For the last three or four years, when my students and I get to Lucille Clifton's poem "wishes for sons," I select one of the young men in the class to read. It's a strategic selection designed to prompt a now recurring sequence of events that often leads to some useful considerations.
Early on, the reading by the selected guy appears to go well. He breezes through the first stanzas and arrives at the last. "..let them think they have accepted /arrogance in the universe," he reads approaching that defining line: "then bring them to....." He pauses and repeats. "then bring them to...gyn...gy-ne..." He pauses again.
At this point, 3 or 4, and sometimes more of the young women in the class chime in, almost always in unison, to help the reader out: "gynecologists!!"
"Hunh? Say that again," goes the guy.
"Gynecologists!" some of the women say again.
"Oh," says the guy. "then bring them to...gy-ne-cologists," he says.
Some of the women laugh. Others are amused and shake their heads.
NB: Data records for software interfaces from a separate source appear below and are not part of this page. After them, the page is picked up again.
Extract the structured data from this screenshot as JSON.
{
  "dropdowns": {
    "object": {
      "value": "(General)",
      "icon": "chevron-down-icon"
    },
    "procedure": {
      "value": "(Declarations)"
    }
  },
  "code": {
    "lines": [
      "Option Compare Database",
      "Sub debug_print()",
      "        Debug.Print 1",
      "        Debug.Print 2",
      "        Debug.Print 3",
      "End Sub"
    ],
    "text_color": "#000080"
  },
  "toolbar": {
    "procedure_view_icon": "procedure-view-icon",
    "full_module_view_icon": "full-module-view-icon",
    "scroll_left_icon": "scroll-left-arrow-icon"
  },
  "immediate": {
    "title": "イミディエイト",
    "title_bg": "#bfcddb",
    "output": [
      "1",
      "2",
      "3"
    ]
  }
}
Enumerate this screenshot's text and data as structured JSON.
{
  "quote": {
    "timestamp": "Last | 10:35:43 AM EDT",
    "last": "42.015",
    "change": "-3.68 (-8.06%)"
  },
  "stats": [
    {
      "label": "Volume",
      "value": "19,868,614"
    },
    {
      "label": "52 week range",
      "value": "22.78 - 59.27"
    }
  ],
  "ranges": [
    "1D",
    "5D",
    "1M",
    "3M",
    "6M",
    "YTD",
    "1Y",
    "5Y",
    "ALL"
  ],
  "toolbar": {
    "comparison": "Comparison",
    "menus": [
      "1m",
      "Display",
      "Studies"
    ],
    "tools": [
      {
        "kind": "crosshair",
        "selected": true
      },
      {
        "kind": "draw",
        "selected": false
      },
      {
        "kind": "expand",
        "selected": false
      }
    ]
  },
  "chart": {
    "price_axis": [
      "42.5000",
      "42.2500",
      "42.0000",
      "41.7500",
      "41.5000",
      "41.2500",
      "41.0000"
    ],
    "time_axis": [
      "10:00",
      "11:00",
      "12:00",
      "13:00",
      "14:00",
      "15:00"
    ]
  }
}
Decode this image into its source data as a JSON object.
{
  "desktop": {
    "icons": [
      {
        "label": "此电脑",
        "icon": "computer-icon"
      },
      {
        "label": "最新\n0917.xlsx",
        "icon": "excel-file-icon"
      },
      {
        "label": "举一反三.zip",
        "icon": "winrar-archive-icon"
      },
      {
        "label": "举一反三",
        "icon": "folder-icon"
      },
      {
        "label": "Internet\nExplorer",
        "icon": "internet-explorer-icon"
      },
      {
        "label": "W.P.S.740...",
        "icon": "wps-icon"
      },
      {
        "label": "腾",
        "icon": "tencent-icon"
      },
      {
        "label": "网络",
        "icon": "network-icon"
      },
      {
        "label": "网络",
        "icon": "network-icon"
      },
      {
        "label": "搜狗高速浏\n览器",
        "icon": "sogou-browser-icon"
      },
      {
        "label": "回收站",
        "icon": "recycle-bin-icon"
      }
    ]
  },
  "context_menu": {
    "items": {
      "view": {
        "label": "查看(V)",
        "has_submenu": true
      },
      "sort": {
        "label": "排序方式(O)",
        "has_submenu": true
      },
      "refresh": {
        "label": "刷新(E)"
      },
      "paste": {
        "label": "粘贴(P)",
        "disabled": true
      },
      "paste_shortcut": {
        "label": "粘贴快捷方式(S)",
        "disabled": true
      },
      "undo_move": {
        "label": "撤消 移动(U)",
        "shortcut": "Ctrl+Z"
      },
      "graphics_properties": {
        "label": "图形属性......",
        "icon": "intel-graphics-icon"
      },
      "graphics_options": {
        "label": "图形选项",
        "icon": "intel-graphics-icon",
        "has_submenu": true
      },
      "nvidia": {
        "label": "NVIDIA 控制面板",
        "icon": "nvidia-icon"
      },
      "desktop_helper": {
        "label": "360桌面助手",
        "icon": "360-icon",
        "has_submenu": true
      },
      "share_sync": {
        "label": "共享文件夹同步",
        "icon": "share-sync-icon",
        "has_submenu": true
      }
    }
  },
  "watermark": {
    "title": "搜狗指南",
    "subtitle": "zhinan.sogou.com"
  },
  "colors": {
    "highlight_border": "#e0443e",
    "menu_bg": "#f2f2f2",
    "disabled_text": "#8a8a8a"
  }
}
There have been some important moments of realization as the students discover that many women in the class are familiar with the pronunciation and definition of the word "gynecologists" while at least some of the men are not. The apparent gendered disparity between those who know and those doesn't know the term serves as a notable entry into understanding the overall implications of Clifton's "wishes" for all the sons in the room.